When I see people, and particularly conservatives, discussing why one poll is better than another, I see the sample pool frequently cited as a reason for favoring one or another. Specifically, some poll watchers insist that any poll not filtered for likely voters, instead of just registered voters or even adults, is not useful in a political context.
The dirty secret is that not all likely voters are created equal. Every pollster has his own secret sauce, and we have to be careful when trusting that kind of filtering. It might not be what we expect.
Rasmussen Reports has a new Nevada Senate poll out, and the results are looking terrible for Harry Reid. The Democrat is looking likely to be the second consecutive incumbent floor leader for his party to be voted out of office.
Conventional wisdom says incumbents below 50 are vulnerable. Well, two of the three Republicans running to replace him are now above 50, and the third is at 49.
USC and the LA Times polled some of the major California statewide races. The results, provided by pollsters Greenberg Quinlan Rosner and American Viewpoint, seem generally in line with what we’ve seen so far: Campbell and Fiorina are in a close primary race, lagged by DeVore.

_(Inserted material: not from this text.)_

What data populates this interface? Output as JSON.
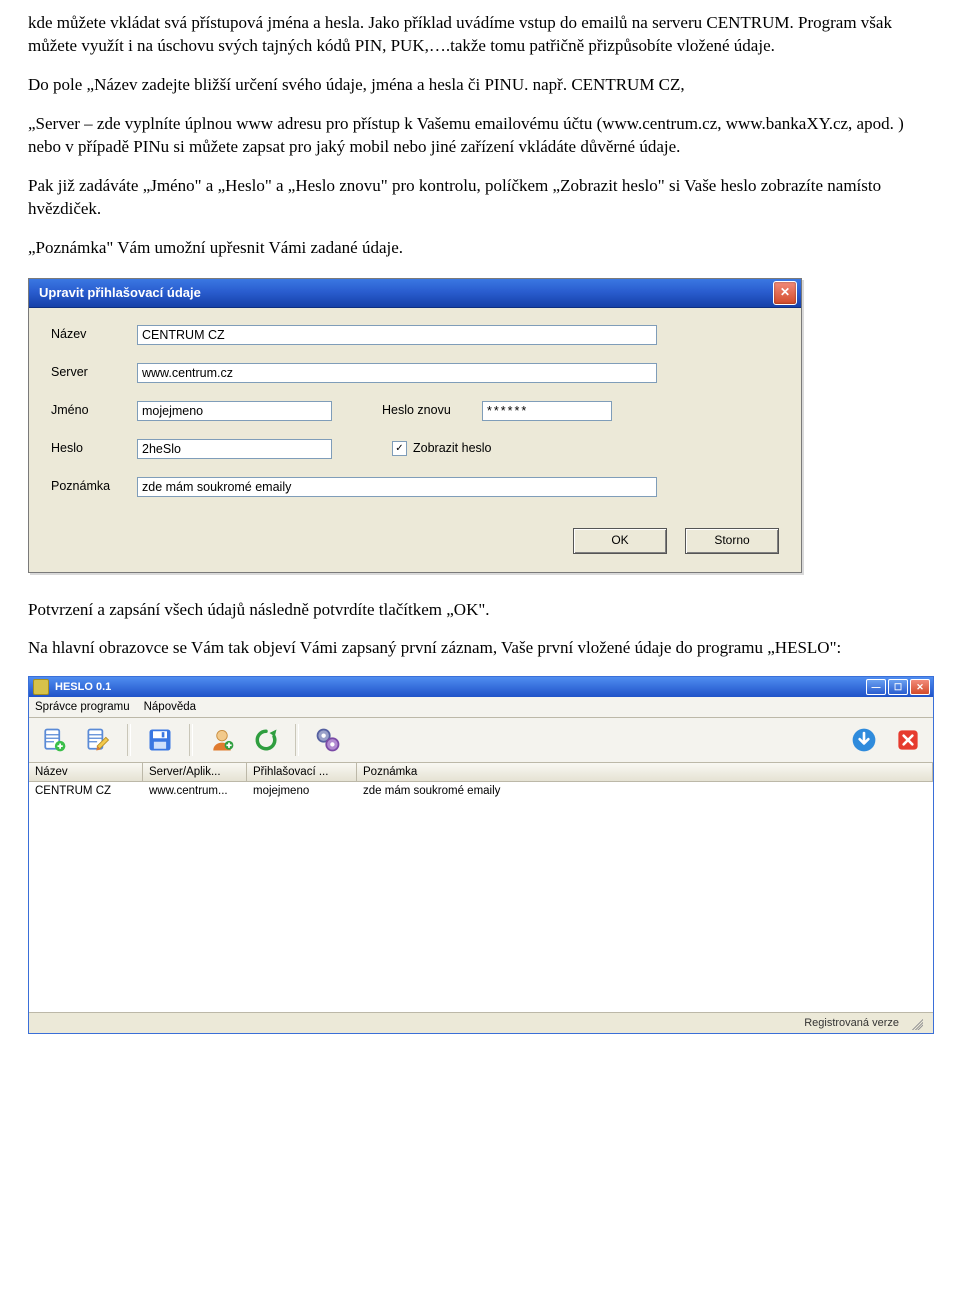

Boxer can’t reach 50. Whitman cruises in the primary.
The big news to my eye is that Jerry Brown has fallen behind.
It’s late; I spent a lot of time preparing my nationwide modeling software, but here’s a quick look at the Arkansas Senate race, per Rasmussen. It’s a mess.
Rasmussen Reports has a new one on the Ohio Governor’s race. Kasich 46, Strickland 45, MoE 4.5. 54% chance Kasich is ahead according to my model, down from the 80s a couple of weeks ago.
This is more consistent with the previous trend and seems to confirm the RealClearPolitics theory that Quinnipiac has a few points of bias toward the Democrats in Ohio polling.
In looking at recent polling, I said I needed more data before I could write off Quinnipiac’s results as meaningless. Real Clear Politics has much more data to look at than I have, thanks to having been doing this for much longer, and they see a trend in Quinnipiac’s Ohio polling that leans toward the Democrats in every race in that state.
Food for thought, to be sure.
I know my model doesn’t handle multi-way races, but I thought this poll was fascinating. 21st Century Trending polled likely primary voters and caucus goers in 30 states, and found some novel results for the 2012 election.
Quinnipiac University released a new poll on the Ohio Governor’s race that has caused a stir. It shows Governor Ted Strickland, Democrat, ahead of former Congressman John Kasich, Republican, while previous polling showed the reverse.
The swing is large at first glance. Should Ohio Democrats be excited? Should Ohio Republicans panic? Let’s unpack this.
Also by request I’ve taken a look at the Florida special election coming up next month for District 19, filling in the seat vacated by Robert Wexler.
Sadly I can find no polling for this (special) general election race. Given that Wexler’s closest race was his first one in 1996 when he beat the Republican 66-34, and additionally this is in the part of the state most friendly to Democrats, pollsters just don’t expect this race to be close.
By request I’ve looked up the race in Indiana’s 9th District, which appears like it’s going to be a fourth rematch between former Rep. Mike Sodrel and Rep. Baron Hill. Hill voted for the PPACA, so national Republicans are sure to target him in this usually-Republican state that barely went for President Obama in 2008.